A Boston police officer will be suspended without pay for six months because he made a racially charged video that included the tagline “This summer, black people have met their match.” Officer Joseph DeAngelo Jr. has been a part of the force for four years and will also be on probation for six months after he returns.
“Am I not human?” This one of the questions Marlon Peterson, a human rights activist and writer, asked during his recent TED Talk.
Peterson connects his experiences coming from an immigrant community and family and the ways he was systematically criminalized in the United States. Following his arrest and incarceration, Peterson reflects on how his experience in the New York State prison system influenced his endeavors to reform the criminal justice system.
Given his young age, the circumstances of his death and, now, the context surrounding it, Gabriel Taye’s death is the kind that sticks with you. In January, the 8-year-old was found dead after he hanged himself with his necktie in his Cincinnati home, reports CNN.
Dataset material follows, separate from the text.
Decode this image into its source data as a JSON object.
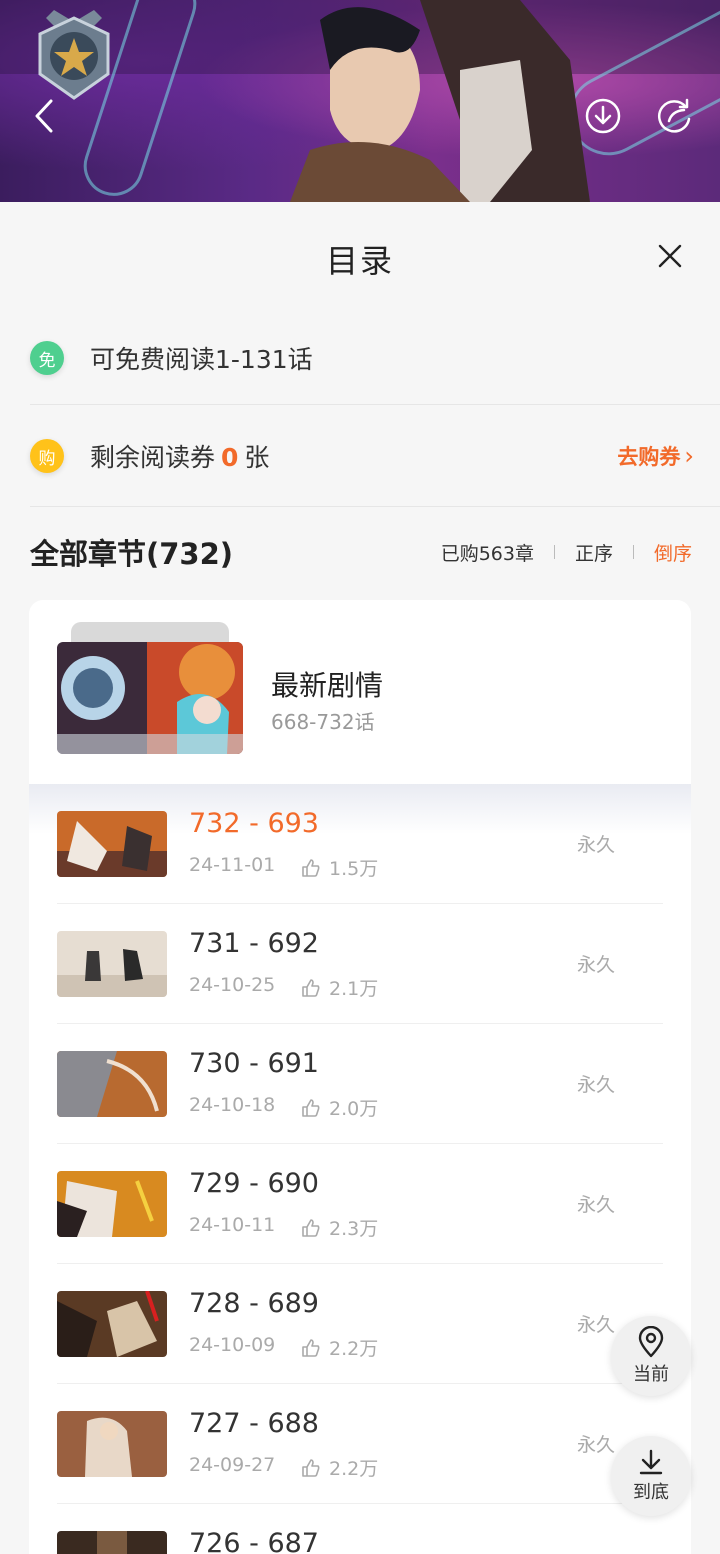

School officials have now released a 24-minute video that captures an incident Taye was involved in days before that impacts the conversation of what led to his death.
A video taken at a Trump rally in October offers a glimpse into what the environment there is like. As if anyone had to guess, the video features the blatant racism and disrespect that’s become synonymous with President Trump. To help combat this growing culture of bigotry, the president of Washington State University, where the video was recorded, has launched an investigation into where it came from, according to The Spokesman-Review.
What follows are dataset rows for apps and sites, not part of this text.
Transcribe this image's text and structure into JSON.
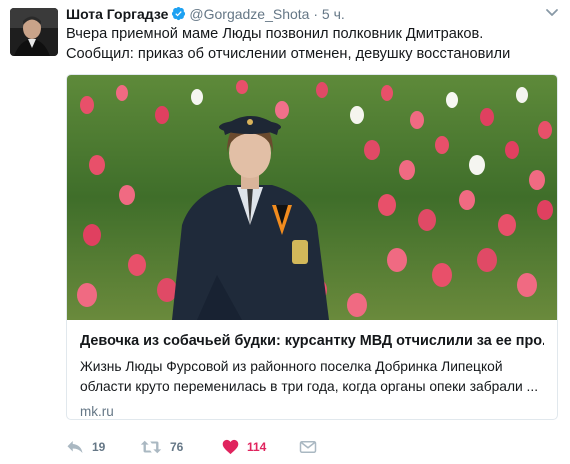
{
  "tweet": {
    "author_name": "Шота Горгадзе",
    "handle": "@Gorgadze_Shota",
    "separator": "·",
    "time": "5 ч.",
    "text": "Вчера приемной маме Люды позвонил полковник Дмитраков. Сообщил: приказ об отчислении отменен, девушку восстановили"
  },
  "card": {
    "title": "Девочка из собачьей будки: курсантку МВД отчислили за ее про...",
    "description": "Жизнь Люды Фурсовой из районного поселка Добринка Липецкой области круто переменилась в три года, когда органы опеки забрали ...",
    "domain": "mk.ru"
  },
  "actions": {
    "reply_count": "19",
    "retweet_count": "76",
    "like_count": "114"
  },
  "icons": {
    "verified": "verified-badge-icon",
    "caret": "chevron-down-icon",
    "reply": "reply-icon",
    "retweet": "retweet-icon",
    "like": "heart-icon",
    "dm": "direct-message-icon"
  },
  "colors": {
    "secondary_text": "#657786",
    "verified_blue": "#1da1f2",
    "like_red": "#e0245e",
    "card_border": "#e1e8ed"
  }
}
Not everyone has seen the new James Baldwin documentary I Am Not Your Negro (2016) yet. So, Mic has created a new video comprised of stars like Samuel L. Jackson, Janelle Monae, Lupita Nyong’o, Common, Chris Rock, Yara Shahidi and so many others who want you to “read James Baldwin” and know they iconic thinker whose work lies at the foundation of much of the movement building work that is happening today.
The delivery of threats to inflict harm on black bodies may evolve with the times, but the tools used in these threats – such as masks, firearms and anonymity – have always been staples.
A video began circulating online of an individual wearing a Donald Trump mask, wearing a t-shirt that read “My president is white” and brandishing a handgun as hip-hop-inspired music played in the background full of references to stereotypes about Black people.
By: George M. Johnson
No one is free unless the black Trans woman is free.
I imagine these are the words that will ring out of the mouths of every preacher and Black person in this nation when we finally reach the day of liberation. A day that will likely never come in my lifetime, as the battle between the “Church” and “State of the LGBTQ” continue to be at odds over who is acceptable in the eyes of man and God. This week, has brought out the some of the worst in people, as two pivotal leaders of the Black church and gospel music community have continued theological warfare on a community that is “tired, weak and worn” – to quote the classic hymn “Take My Hand, Precious Lord.”
I grew up in Oakland, California in the nineties and have been arrested and harassed by police more times in my life than I can count.
I have been one of the people running away when we heard the call, “5-0! 5-0!” signalling that, no matter what we were doing – lawful or otherwise – it was time to disperse because the police were coming. I have never needed videos showing other Black people being terrorized across the country to understand intimately the consequences of the State’s hypervigilant criminalizing of Black folx in Black ‘hoods. Frankly, I am confused why anyone, at this point, still does.
Several things about Black people are true. First, we are not to be outdone. Second, we often disrupt the status quo. Third, we can find similarities between many everyday political experiences and our own Black Experiences with relative ease. In this clip of Morehouse professor, author, and all-around dope individual Marc Lamont Hill in conversation with CNN’s Don Lemon and three other pundits, Hill supplies proper evidence for all three of the phenomena I already mentioned above.